Animals—73 Angus and 43 Hereford primiparous and multiparous cows and their calves.
Procedure—Cows in groups that were homogeneous regarding breed and age distribution were randomly allotted to groups that were orally supplemented (n = 59) or not supplemented (57) with vitamin E beginning 30 days prior to onset of 65-day calving seasons. Supplemental vitamin E was provided in a vitamin-mineral mix offered free-choice until parturition.
Procedure—Cows that calved in late winter and were supplemented orally with vitamin E had higher serum vitamin E concentrations at calving and after calving than did unsupplemented cows; differences between groups before calving were not significant. Calves from supplemented multiparous cows had higher vitamin E concentrations than did calves from unsupplemented cows. Winter-born calves from supplemented Hereford cows had heavier 205-day adjusted weaning weights than did winter-born calves from unsupplemented Hereford cows. Supplementation did not affect vitamin E or IgG concentrations in the herd that calved in late summer and did not affect calf growth.

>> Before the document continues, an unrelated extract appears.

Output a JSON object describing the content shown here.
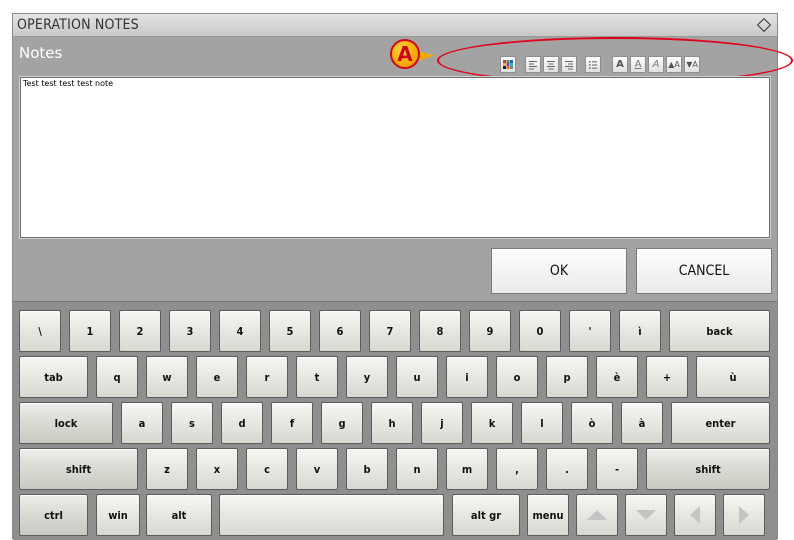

Conclusions and Clinical Relevance—Oral vitamin E supplementation during late gestation may be economically beneficial in certain cow-calf operations in which late-gestation cows are consuming stored forages. ( Am J Vet Res 2001;62:921–927)